Man allegedly tried to cook bin chicken
An alleged birdnapper, who said he tied an ibis up by its feet, attempted to cook it and tried to shove it in a trolley because “birds annoy” him, has been released on bail subject to a very specific set of rules.
Tom Quach was granted bail at Waverley Local Court on Wednesday, charged with animal cruelty and harming or attempting to harm a protected animal.
Quach was arrested earlier this year after a video of him trying to put the distressed bird in his wheeled shopping bag went viral online.
Police received calls regarding a man who had allegedly captured an ibis outside Eastwood train station.
Officers were told the man allegedly tied a rope around the bird’s feet and neck, and was trying to place the bird into a wheeled red trolley bag.
Several members of the public intervened and managed to take the bird from the man, who left the area before police arrived.
Witnesses told police the bird appeared to have an injured beak and was bleeding, but it flew away before police and WIRES arrived.
On Wednesday, Quach was granted conditional bail to return to his Maroubra home, but will be barred from approaching or possessing any birds.
No more than three times per week, Quach’s home will also be subject to a police search looking for any birds - dead or alive.
The court previously heard Quach had “lashed out” at the ibis because other birds had been “chasing and attacking” him.
“In his mind he was under attack,” his legal aid solicitor told the court.
“The birds were following him and annoying him and he lashed out and took his frustrations out on the bird.”
Quach also faces a single charge each of having a prohibited drug and possessing goods suspected of being stolen.
Under the bail conditions imposed on Wednesday, Quach will be required to report to Maroubra police daily and is subject to a strict curfew from 8pm to 6am.
He was also ordered to undertake treatment at Prince of Wales hospital and will be barred from consuming any drugs or alcohol.

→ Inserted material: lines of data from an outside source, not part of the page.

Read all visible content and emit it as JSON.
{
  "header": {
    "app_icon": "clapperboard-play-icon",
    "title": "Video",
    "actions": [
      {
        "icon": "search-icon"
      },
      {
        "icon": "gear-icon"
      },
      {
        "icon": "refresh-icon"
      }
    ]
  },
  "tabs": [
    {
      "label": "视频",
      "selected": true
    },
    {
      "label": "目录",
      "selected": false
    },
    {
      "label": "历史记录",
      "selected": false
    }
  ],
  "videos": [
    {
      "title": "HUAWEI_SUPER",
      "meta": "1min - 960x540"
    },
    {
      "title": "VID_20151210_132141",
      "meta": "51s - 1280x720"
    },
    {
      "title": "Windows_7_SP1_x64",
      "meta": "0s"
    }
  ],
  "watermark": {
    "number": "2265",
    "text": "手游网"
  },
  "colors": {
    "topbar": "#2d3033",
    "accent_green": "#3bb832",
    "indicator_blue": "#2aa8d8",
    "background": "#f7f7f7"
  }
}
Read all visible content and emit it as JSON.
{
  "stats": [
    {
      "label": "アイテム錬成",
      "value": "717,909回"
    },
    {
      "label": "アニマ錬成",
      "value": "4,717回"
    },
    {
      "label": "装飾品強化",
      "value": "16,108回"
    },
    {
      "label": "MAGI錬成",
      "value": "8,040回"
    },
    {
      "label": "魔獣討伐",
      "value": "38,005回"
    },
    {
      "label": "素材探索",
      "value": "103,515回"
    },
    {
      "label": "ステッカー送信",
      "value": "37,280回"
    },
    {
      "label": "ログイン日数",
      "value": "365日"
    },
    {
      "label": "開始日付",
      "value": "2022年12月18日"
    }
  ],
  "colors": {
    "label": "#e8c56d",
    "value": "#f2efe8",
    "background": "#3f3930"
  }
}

The white Australian ibis, colloquially referred to as a bin chicken, is a protected species under the NSW National Parks and Wildlife Act 1974. As such, it cannot be harmed or interfered with.